Recently, I enjoyed a very thoughtful talk by the eminent scholar and public servant, Jerry O’Driscoll. He spoke to Reno’s Hayek Club, a group that promotes limited government and individual freedom and has endowed area high schools with a fine curriculum and materials on managing personal finances.
His talk and the discussion following it addressed, among other things, similarities and differences among socialism, communism, Nazism, fascism and progressivism.
He noted that Nazism was officially the National Socialist German Workers Party. Also, Benito Mussolini, a long-time socialist activist, was expelled from that party when he began to advocate and practice violence; but his policies as Italy’s dictator were quite socialist. Communism, as practiced by the Soviets and others, was distinguished from Axis German and Italian systems mainly by its greater viciousness: It killed over 100 million of its own people even outside of wars with other nations.
Many young people who advocate socialism today claim Sweden, Denmark and Finland are socialist. In fact, they are mixed economies with significant social welfare sectors and business freedom like the United States. The U.S. ranks 12th among 180 countries in the Heritage Foundation’s 2019 Index of Economic Freedom, with Denmark 14th, Sweden 19th and Finland 20th. All four nations are considered “mostly free,”
So, what about differences among socialism, communism, fascism, statism, progressivism, crony capitalism and mixed economies? These days, some people try to escape the consequences of their actual politics and of derogatory labels by highlighting minor and technical differences among left-wing sects.
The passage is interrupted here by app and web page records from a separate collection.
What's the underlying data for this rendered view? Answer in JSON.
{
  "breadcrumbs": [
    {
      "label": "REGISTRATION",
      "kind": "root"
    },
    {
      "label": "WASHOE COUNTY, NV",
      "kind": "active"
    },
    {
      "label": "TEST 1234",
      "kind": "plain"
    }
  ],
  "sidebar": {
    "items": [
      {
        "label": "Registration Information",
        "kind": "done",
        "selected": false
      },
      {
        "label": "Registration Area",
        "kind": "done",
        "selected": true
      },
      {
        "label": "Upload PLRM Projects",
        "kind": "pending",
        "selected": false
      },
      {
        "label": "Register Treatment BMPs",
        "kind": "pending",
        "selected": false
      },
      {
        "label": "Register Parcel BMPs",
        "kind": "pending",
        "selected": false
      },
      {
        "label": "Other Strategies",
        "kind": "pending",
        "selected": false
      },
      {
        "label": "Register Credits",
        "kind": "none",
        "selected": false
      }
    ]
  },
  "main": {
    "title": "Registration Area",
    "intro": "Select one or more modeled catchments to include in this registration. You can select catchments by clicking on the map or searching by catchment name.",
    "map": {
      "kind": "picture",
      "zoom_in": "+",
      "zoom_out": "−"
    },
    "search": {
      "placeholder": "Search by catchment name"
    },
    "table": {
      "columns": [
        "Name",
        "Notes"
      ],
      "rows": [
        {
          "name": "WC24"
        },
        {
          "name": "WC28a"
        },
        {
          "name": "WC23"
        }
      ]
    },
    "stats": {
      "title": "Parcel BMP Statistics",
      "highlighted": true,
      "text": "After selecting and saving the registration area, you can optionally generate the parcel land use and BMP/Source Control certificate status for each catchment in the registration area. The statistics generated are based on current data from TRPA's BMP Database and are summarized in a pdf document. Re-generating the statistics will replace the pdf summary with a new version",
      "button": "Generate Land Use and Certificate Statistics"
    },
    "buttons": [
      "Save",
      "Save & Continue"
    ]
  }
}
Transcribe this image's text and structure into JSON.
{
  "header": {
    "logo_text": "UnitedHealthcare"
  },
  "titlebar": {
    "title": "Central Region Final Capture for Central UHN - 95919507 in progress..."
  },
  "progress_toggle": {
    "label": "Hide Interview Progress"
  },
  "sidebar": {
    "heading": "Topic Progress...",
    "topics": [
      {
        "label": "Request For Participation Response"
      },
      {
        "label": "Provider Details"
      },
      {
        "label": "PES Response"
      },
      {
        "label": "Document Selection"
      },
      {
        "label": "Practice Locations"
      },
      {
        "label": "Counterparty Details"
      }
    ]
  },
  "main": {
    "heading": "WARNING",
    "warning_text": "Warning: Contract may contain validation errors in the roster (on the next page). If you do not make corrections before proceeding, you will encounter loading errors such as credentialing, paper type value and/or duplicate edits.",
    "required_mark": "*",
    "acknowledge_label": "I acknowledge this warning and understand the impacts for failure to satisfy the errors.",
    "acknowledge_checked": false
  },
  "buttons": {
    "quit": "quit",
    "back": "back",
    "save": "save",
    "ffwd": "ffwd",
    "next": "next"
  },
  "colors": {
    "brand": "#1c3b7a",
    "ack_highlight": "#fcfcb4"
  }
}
Earlier that day, I heard citizens accuse a former local public official of being a socialist – to which he took exception, saying he’s a Republican conservative. If you want a spirited argument among Republicans, ask a group of them: What and who is a RINO (Republican in Name Only)?
As reflected in the four controller’s annual reports (CARs) I wrote, all this stuff misses the mark. The point is collectivist coercion, and the extent to which it dominates an economy, permeates a society and burdens people and businesses’ daily lives.
We need government to deter criminality, provide for the common defense, protect personal and economic rights, etc. But we need to recall that all the benefits government delivers, especially when it extends beyond those fundamentals, are contingent (they may materialize or not) and subject to the law of diminishing returns.
Government action, being collectivist coercion, always involves destruction of human wellbeing that is certain before any putative benefits are actually delivered. Thus, to confer payments to some group requires taxes, but every dollar taken in taxes is an absolute act of destruction of human wellbeing on those taxed. And every law or regulation that benefits some group is also an act of certain destruction of human wellbeing by limiting the freedom of others in order to confer benefits on its intended targets.
The real question facing any policy or government action is whether the uncertain benefits are very likely to exceed the certain destruction of human welfare.
Jerry pointed out, as I did in my CARs, that regulation of all kinds is often as damaging to the public interest in economic growth, net social benefits and fairness as is public spending and the taxation it requires. I noted there’s good data that allows us to determine the optimum level of public spending relative to the size of the economy and the level of damage from excess spending. However, we have no metrics for determining the optimal level of aggregate regulation and the social damage from excess levels.
So, the real issue is not whether socialist or communist governments own the means of production or, instead, fascists allow crony capitalists to own them as long as they supply what government wants in the manner and quantity it wants and at prices it dictates. The issue is the overall level of collectivist coercion any configuration of government produces and thus the level of net social damage and burden on individual freedom and economic growth it inflicts.
The ultimate problem is collectivist coercion, which is the essence of government, not merely an unfortunate byproduct. Via economic freedom, we must minimize the net damage from excessive government, not argue rhetorical or technical matters.